Thankfully this kind of skulduggery is rare. Clinton is likely to get both more votes that Trump as well as the required 270 electoral college votes. How the electoral college works is that each state has a number of electoral college votes depending on the population within the state. California has 55, Texas has 34, New York has 31 and it goes on until we get to Alaska which has a tiny population and 3 electoral college votes. So basically, if you are a Democrat you need to start with California and New York, which Hillary Clinton is comfortably winning. Democrats have their support concentrated on the west coast and the industrial east coast, while Republicans are big in the south, the middle, and the agricultural mid-west. The real contest is not in those zones, but in a few key ‘swing’ states. Florida, Nevada, and Ohio. If those three support Hillary the race is over right there.
Yes, there are more than three ‘swing’ or ‘battleground’ states, but I am following the rule of three, plus have selected the states that have been important in recent elections.
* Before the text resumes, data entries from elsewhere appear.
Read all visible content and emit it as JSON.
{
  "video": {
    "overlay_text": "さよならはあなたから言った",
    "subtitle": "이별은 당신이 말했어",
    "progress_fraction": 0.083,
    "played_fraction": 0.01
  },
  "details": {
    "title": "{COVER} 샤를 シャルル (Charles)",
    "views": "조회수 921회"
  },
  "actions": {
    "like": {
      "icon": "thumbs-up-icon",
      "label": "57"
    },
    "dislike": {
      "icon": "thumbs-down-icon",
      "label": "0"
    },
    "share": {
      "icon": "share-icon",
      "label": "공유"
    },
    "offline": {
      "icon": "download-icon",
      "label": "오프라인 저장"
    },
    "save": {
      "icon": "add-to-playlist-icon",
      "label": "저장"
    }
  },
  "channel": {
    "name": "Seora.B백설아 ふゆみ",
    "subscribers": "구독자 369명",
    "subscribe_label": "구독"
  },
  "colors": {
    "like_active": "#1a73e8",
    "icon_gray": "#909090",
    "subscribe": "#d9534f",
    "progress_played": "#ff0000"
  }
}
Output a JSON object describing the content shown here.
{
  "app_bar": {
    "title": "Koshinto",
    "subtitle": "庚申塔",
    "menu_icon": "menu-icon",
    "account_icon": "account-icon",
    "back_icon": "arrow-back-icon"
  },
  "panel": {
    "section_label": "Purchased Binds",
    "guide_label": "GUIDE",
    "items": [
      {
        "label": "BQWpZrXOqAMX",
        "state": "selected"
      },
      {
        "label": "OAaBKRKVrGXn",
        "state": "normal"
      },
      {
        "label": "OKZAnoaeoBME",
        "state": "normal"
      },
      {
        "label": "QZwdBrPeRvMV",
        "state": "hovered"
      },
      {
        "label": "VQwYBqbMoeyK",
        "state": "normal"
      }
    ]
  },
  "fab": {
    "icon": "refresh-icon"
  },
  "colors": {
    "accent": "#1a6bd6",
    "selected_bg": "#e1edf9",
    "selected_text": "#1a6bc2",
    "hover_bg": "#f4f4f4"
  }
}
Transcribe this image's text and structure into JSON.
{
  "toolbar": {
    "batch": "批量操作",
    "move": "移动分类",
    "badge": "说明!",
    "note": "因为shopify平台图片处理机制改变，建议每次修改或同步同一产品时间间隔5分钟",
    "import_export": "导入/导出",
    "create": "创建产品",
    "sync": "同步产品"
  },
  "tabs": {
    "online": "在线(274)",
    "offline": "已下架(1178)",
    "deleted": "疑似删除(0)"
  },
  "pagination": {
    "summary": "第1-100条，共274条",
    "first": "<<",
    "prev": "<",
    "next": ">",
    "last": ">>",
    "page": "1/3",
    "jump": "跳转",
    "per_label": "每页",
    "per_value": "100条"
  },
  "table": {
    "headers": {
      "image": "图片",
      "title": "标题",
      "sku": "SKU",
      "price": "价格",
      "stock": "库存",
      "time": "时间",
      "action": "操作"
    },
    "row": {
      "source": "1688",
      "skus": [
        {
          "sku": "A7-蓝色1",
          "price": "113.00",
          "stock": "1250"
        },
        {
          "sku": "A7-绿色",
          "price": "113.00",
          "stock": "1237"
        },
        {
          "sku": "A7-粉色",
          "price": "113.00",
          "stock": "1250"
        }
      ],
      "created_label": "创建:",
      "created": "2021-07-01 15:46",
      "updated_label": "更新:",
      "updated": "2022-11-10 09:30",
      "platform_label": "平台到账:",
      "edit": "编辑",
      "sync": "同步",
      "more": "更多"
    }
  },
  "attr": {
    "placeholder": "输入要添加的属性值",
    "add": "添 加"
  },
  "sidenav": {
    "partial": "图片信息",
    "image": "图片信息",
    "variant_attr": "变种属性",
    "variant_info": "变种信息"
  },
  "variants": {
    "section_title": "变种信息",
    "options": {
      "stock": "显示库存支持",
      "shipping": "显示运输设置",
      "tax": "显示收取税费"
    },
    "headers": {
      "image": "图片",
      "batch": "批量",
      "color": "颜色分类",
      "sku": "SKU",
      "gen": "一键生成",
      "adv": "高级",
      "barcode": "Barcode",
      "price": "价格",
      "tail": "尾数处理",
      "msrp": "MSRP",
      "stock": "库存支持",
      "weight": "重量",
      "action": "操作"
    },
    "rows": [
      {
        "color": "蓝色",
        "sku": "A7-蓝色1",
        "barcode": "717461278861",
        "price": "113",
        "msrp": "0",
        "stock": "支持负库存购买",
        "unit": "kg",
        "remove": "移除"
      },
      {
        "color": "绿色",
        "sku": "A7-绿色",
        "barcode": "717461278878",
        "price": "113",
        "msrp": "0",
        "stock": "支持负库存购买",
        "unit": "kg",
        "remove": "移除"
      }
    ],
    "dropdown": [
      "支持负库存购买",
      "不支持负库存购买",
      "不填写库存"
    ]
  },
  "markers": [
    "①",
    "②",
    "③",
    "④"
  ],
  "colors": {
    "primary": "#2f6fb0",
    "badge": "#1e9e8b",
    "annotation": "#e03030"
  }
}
One could add Colorado, Virginia, Iowa, and New Hampshire. I’ll stick with my three.
Critically, President Obama won the three swing states in 2008 and 2012. Eight years ago they swung and have yet to swing back. It would be quite overconfident to assume that Clinton will win those states simply because they voted Obama, but what makes this election easy to follow is that you only have to know how those three states are voting, the Nationwide vote be damned. Now, Hillary does not need all three. In fact if she wins Florida it is likely to be enough to take her over the threshold on its own. But for Donald Trump to win he needs all three.
So, we can expect to see a large proportion of campaign funds being spent in the three swing states. At this point Clinton is winning Florida, and narrowly winning Ohio. Trump — whose personality matches Las Vegas better than a herpes ridden pokie stool — is winning Nevada. This is the battleground, and with the conventions over, Clinton ahead in the polls and Trump on the defensive over his statements about the family of a dead Iraq-war veteran, it would be inappropriate to conclude that this is too close to call.
If you want to game this out yourself, just take a look at the latest polls and run a simulation on the electoral map here.